Habitat

Sarsaparilla is common in wooded areas because it uses its tendrils to climb up the trees.  It is widely found in temperate, swampy and warm areas. 

Sarsaparilla is also found in high elevations; in Nuevo León, Mexico, it is found at elevation of 1,760 meters, in Oaxaca at 100 meters, in Hacienda San Jose, Santa Ana at 850 to 1100 meters.

Distribution

Smilax aristolochiifolia is native to Mexico and Central America, in particular the Mesoamerican region, especially in Belize, El Salvador and Guatemala. In North America, sarsaparilla originates in Southern Mexico, being found primarily in the states of Tabasco, Veracruz, Yucatán, Nuevo León, Puebla, Oaxaca, and Quintana Roo. In El Salvador, sarsaparilla is located in Hacienda San Jose, Santa Ana.

Medicinal uses

The observations provide the papers that show the main uses of the plant, however, traditionally Sarsaparilla has been used for

  • Psoriasis. And other skin diseases.
  • Digestive problems. Sarsaparilla may improve appetite and digestion.
  • Rheumatoid arthritis.
  • Kidney disease.
  • Fluid retention/oedema.
  • Syphilis.
  • Leprosy
  • Gonorrhea - Mexican and Honduran sarsaparillas are used for treating gonorrhea, fevers, and digestive disorders.

The plant is assumed to achieve much of its action by being an antibacterial and an anti-parasitic.

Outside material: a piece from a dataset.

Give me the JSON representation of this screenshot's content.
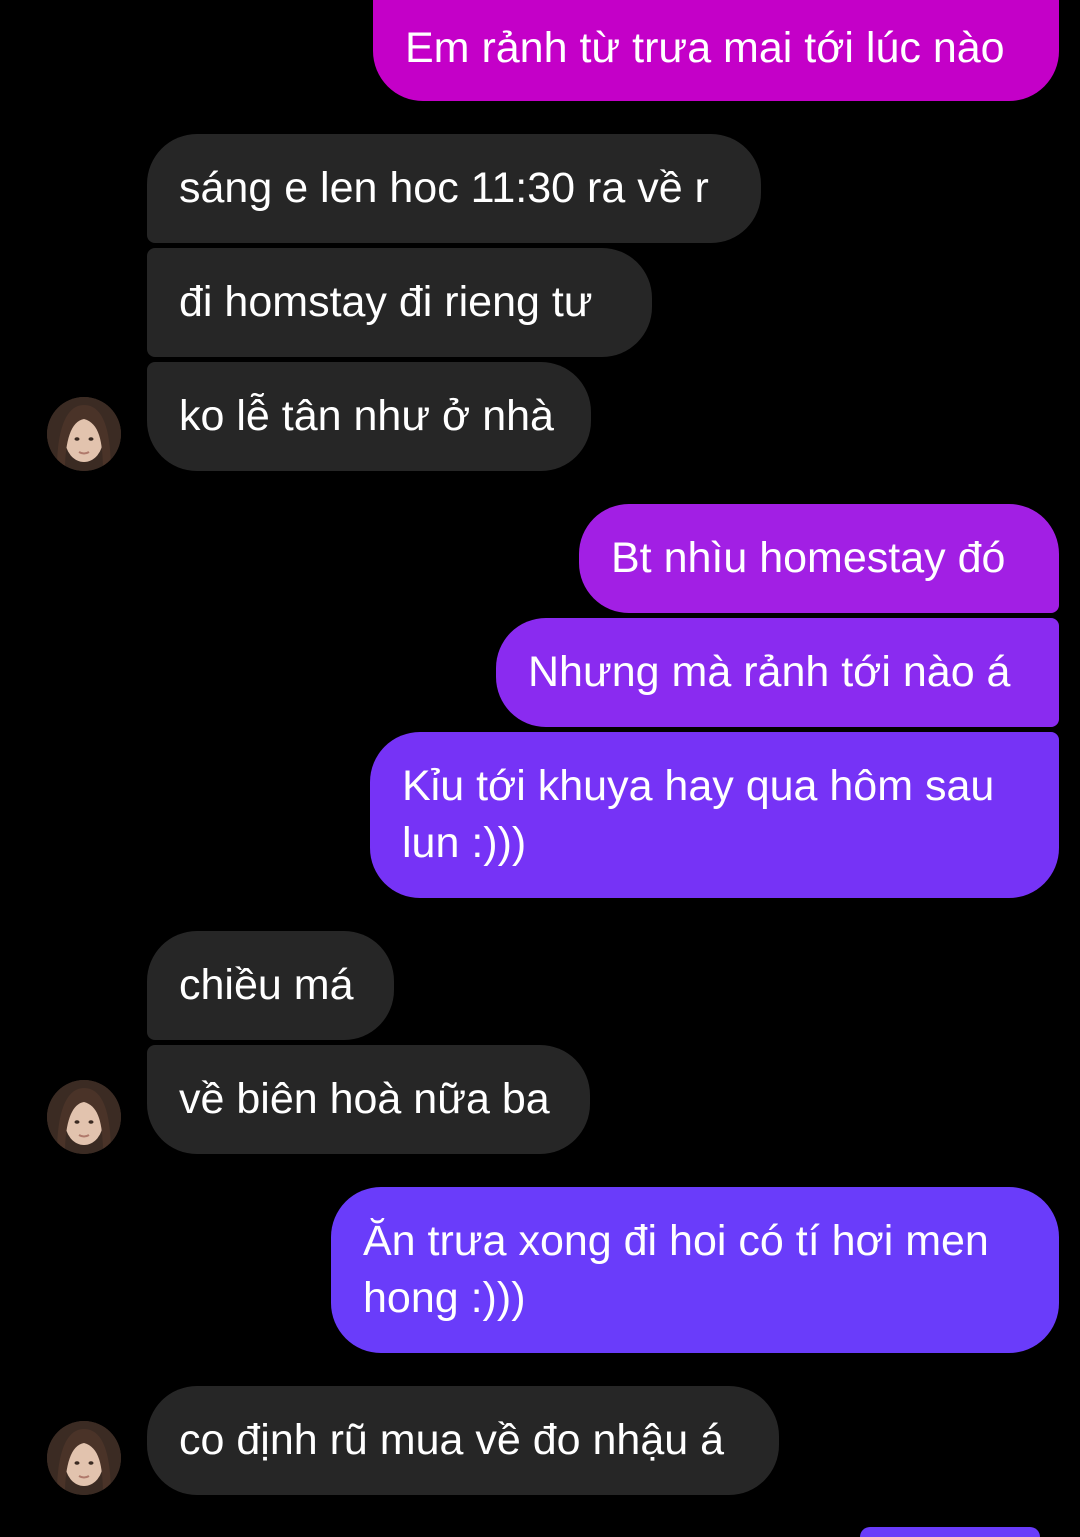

Sarsaparilla, also known as Smilax Glabra Rhizome (SGR), is a natural dietary supplement widely used in food-making and health care, based on its capability in detoxicating, clearing heat and relieving dampness.

Some SGR-containing beverages, foods and dietary supplements are purchasable in Southeast Asia and Northern America.

Patients with dermatitis, syphilis or gouty arthritis in Southeast Asia have benefited from the treatment of SGR-containing herbal mixtures for a long history. Currently there are also growing scientific evidences reporting its therapeutical potential for the treatment of rheumatoid arthritis, inflammation , liver injury, hyperinsulinemia and cancer. 
PMCID: PMC4351248   PMID: 25742000

 

References and further reading

  • Tse TW (2003) Use of common Chinese herbs in the treatment of psoriasis. Clin Exp Dermatol. 28: 469–475.
  • Jiang J, Wu F, Lu J, Lu Z, Xu Q (1997) Anti-inflammatory activity of the aqueous extract from Rhizoma smilacis glabrae. Pharmacol Res. 36: 309–314.
  • Gunn J, Che CT, Farnsworth N (2013) Diabetes and natural products In: Watson RR, Preedy RV, editor. Bioactive food as dietary interventions for diabetes. Elservia, Inc.; pp. 381–394.
  • Sa F, Gao JL, Fung KP, Zheng Y, Lee SM (2008) Anti-proliferative and pro-apoptotic effect of Smilax glabra Roxb. extract on hepatoma cell lines. Chem Biol Interact. 171: 1–14.
  • Jiang J, Xu Q (2003) Immunomodulatory activity of the aqueous extract from rhizome of Smilax glabra in the later phase of adjuvant-induced arthritis in rats. J Ethnopharmacol. 85: 53–59.

Related observations